Tag Archives: Metaphor

Fiction is hell

Fiction is hell.

Not one word will seep from my pitiful brain on to this accursed page. I don’t have a single idea worth the spirit-sapping monotony of 12pt Courier. My paragraphs are formatted to double-spaced lines, but you couldn’t tell – you’d need two lines.

Utter dejection.

It was all going so well. I’d read about creative writing; I even did a course.

Back then I was happy, naïve. Everything seemed sprinkled with potential; every real-life encounter manifested an event to be mastered; in every sunrise shone the promise of perfect prose.

Continue reading Fiction is hell

Inappropriate metaphors are like Jesus playing ukelele – vivid but unconvincing

I have an odd relationship with metaphors. If someone asks me to come up with one on the spot, my mind freezes, becomes unresponsive. I see an endlessly flipping sand timer, and while I wait for my stupid fat head to reboot, I’m standing there open-mouthed with a text cursor blinking endlessly behind my eyes.

But then, if I’m actually trying to explain something – like my mind going blank – it’s pretty easy to convey that particular feeling with metaphor, in this case using the frustration we all encounter with an ageing PC.

Abstract thoughts can be expressed much more clearly with a metaphor, that’s why we use them. But overuse can be tedious – you don’t have to describe every thought, action and scene in some verbose simile. In fact you positively shouldn’t.

Really tight writing uses narrator-appropriate metaphors. Similarly, bad writing spoils the experience with narrator-inappropriate metaphors.

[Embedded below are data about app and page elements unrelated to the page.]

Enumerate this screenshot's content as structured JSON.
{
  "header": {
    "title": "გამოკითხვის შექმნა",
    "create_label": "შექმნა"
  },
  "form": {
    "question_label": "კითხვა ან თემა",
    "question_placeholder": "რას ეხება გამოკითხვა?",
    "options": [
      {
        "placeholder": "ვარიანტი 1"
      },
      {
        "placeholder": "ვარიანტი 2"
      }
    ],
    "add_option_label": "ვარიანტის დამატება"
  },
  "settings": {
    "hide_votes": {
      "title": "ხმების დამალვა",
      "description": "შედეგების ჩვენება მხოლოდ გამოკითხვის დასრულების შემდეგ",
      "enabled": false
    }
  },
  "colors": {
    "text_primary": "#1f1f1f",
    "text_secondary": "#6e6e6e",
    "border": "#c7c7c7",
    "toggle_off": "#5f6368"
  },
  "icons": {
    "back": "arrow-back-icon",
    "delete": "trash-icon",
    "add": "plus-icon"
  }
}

What do I mean by that?

Continue reading Inappropriate metaphors are like Jesus playing ukelele – vivid but unconvincing